For a weekend break, Stockholm is pretty much a perfect destination. A compact and beautiful city, not overrun with tourists, with some excellent bars and restaurants, plenty of fine galleries and museums, and a mere two-and-a-half hours on BA from London City.
I went on a sunny weekend in autumn, the Baltic shimmering under blue skies, and took a tram to the island of Djurgården. This is home to several museums, including the magnificent Vasa Museum, which houses a 17th-century warship that sunk on her maiden voyage.
For fans of Sweden’s own Fab Four, there is also ABBA the Museum, worth visiting just for its collection of outrageous costumes; next door, the Melody Hotel has a smart little restaurant in which you can sip langoustine soup while you try to get Super Trouper out of your head.
Also on Djurgården is the lovely Rosendals Trädgård, a big organic garden that boasts a café, shop and bakery; and Stockholm’s best‑known chef, Mathias Dahlgren, tends one of its plots of land.
He has two restaurants in the Grand Hotel: the upscale Matsalen, which offers an eight-course tasting menu, and Matbaren (pictured), its laid-back, bistro-style sibling. The latter is a splendid place to discover Scandinavian ingredients refashioned by a master of his craft: Norwegian scallops, winningly matched with slices of raw, snowy-white mushrooms, white soy sauce and brown butter. Or deer heart from the south of Stockholm, blackened on the outside, tender and creamy within, scattered with cress, fennel and toasted-rye breadcrumbs.
The vegetables are superb: broccoli served on pumpkin purée, strewn with hazelnuts and shavings of aromatic summer truffle. And sweet, earthy beetroot – from Rosendal – paired with goat’s cheese and black sesame seeds. Matbaren is not plush, but the food is joyously, upliftingly clean-flavoured.
Dahlgren is a contributor to the restaurant guide Where Chefs Eat, in which he recommends the fried Baltic herring at Strömmingsvagnen, a van parked near the Slussen Tunnelbana. The queues testify to its popularity; I cannot, because I tried another of his recommendations instead.
Amida Kolgril, in trendy Södermalm, is a small Turkish restaurant where kebabs are grilled over charcoal and anointed with a punchy chilli sauce.

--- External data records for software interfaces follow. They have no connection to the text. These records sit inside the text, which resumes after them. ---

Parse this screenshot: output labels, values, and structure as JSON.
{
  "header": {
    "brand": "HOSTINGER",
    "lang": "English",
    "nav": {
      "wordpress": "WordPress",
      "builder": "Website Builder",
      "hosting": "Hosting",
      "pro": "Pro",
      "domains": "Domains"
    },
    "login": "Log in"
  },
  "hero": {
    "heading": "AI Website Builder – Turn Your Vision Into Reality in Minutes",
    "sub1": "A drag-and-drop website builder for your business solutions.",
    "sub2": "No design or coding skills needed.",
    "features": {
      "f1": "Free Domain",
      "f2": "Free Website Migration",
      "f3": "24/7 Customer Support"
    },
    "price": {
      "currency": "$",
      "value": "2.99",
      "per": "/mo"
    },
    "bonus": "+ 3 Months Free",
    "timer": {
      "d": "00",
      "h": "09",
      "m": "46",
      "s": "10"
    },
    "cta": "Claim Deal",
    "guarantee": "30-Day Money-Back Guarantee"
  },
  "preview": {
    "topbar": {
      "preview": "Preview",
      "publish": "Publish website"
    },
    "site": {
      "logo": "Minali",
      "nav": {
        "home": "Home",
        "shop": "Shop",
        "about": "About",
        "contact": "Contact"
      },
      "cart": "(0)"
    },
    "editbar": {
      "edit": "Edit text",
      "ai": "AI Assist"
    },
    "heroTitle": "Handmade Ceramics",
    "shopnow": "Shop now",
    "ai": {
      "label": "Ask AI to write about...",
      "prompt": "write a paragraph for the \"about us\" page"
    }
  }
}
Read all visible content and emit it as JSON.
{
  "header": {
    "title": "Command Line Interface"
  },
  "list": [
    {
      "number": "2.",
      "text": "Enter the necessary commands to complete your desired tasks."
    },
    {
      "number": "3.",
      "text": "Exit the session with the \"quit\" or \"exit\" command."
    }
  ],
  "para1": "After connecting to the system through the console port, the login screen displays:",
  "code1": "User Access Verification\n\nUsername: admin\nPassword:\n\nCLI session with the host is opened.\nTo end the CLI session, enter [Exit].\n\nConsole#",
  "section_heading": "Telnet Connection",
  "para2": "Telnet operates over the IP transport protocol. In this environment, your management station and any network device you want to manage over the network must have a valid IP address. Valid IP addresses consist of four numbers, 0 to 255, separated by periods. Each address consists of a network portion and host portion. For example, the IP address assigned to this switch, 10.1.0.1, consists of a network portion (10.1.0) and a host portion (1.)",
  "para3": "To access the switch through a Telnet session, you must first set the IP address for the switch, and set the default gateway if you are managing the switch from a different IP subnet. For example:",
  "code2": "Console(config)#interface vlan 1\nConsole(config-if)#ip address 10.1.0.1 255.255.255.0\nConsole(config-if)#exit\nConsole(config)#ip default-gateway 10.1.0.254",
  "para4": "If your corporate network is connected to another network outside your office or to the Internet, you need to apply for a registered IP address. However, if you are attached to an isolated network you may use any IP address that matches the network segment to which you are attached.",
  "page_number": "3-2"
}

You need not be a chef on his day off to fall for the smoky, fatty charms of a shish – just don’t expect to have room for fried herring afterwards.